You must have received two doses of the vaccine (or one of Johnson & Johnson) plus a booster shot of an approved vaccine in order to be considered fully vaccinated. See ‘if you’re fully vaccinated’ for further detail.

From 1 June, travellers arriving from the UK will not be required to self-isolate, regardless of vaccination status.

If you’ve had COVID-19 in the past year

Proof of prior infection does not afford exemptions. You must follow the rules and regulations outlined above.

Children and young people

Minors are not exempt from the testing requirements on age grounds. There may be some flexibility on pre-flight testing requirements for children aged 5 and under, but this cannot be guaranteed. All travellers must take the test on arrival in Japan.

For children under 18, provided they are accompanied by a fully-vaccinated parent (who has received their booster shot) who supervises their activities, they may follow the same rules as their parent even if the child is not fully-vaccinated.

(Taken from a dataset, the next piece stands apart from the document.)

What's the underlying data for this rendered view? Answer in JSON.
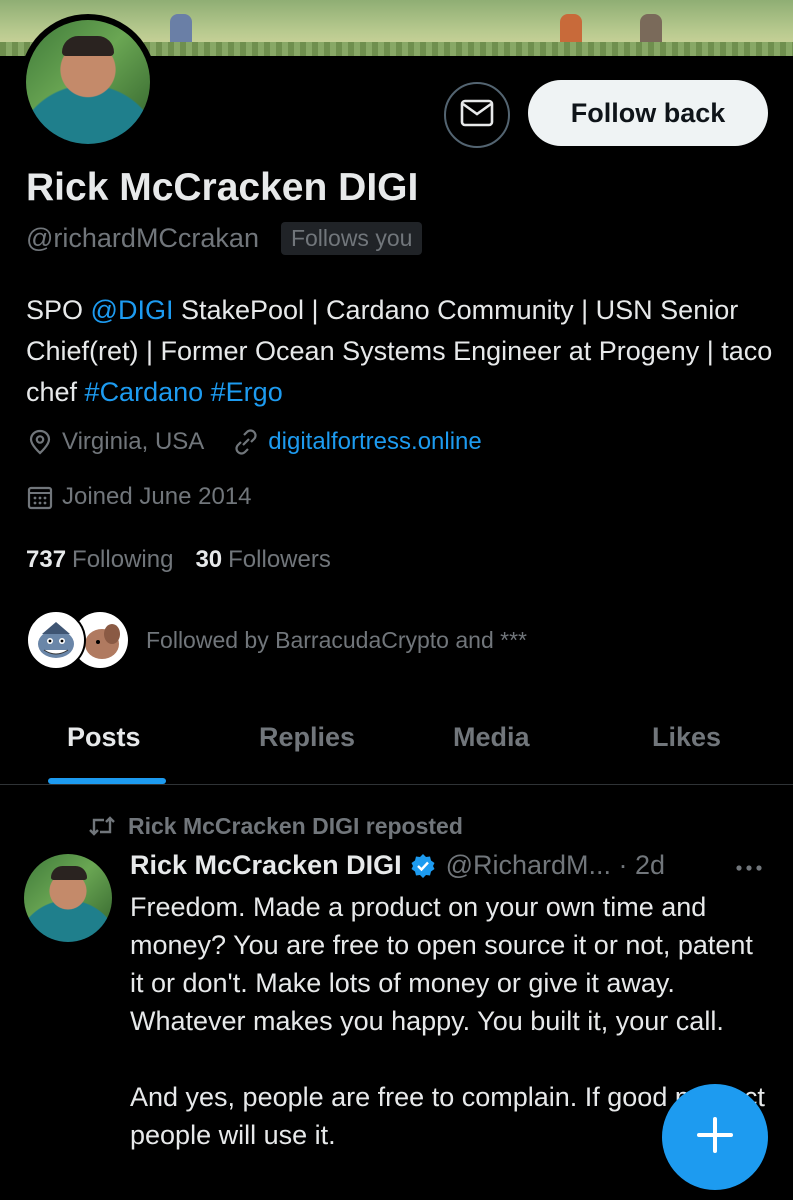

If you’re transiting through Japan

Transiting is when you pass through one country on the way to your final destination.

The COVID-19 regulations and requirements outlined above do not apply to passengers who are transiting through one Japanese airport and do not go through immigration. However, transit may be precluded by airport closures, movement between terminals and delays between arriving and departing flights. Check with your airline whether your connection is feasible before boarding a flight to Japan.

When transiting through Japan, you should comply with any additional screening measures put in place by the authorities. You should also check the latest entry requirements for your final destination.

Exemptions

You should contact your nearest Japanese Embassy for more information on exemptions.

Check your passport and travel documents before you travel

If you are visiting Japan, your passport should be valid for the duration of your stay. No additional period of validity beyond this is required.

UK Emergency Travel Documents are accepted for entry, airside transit and exit from Japan.

Check with your travel provider to make sure your passport and other travel documents meet their requirements.

Medication

The use or possession of some common prescription and over-the-counter medicines is banned under Japan’s strictly enforced anti-stimulant drugs law. This includes Vicks inhalers, medicines for allergies and sinus problems, cold and flu medication containing Pseudoephedrine and even some over-the-counter painkillers like those containing codeine. Foreign nationals have been detained and deported for offences. You should check the status of your medication with the nearest Japanese Embassy or Consulate before you travel.

If you are travelling with prescription medication that is permitted under Japanese law, you are normally allowed to bring in up to one month’s supply. You are advised to bring a copy of your prescription and a letter from your doctor stating the medical condition that the medication has been prescribed to treat. For more guidance on travelling with medication, check information pages from NHS Choices and the National Travel Health Network and Centre (NaTHNaC) in our foreign travel checklist.

If you need prescription medicine for long-term use, you may need to provide extra paperwork, such as an import licence. The Japanese Ministry of Health, Labour and Welfare website provides information about bringing medication for personal use.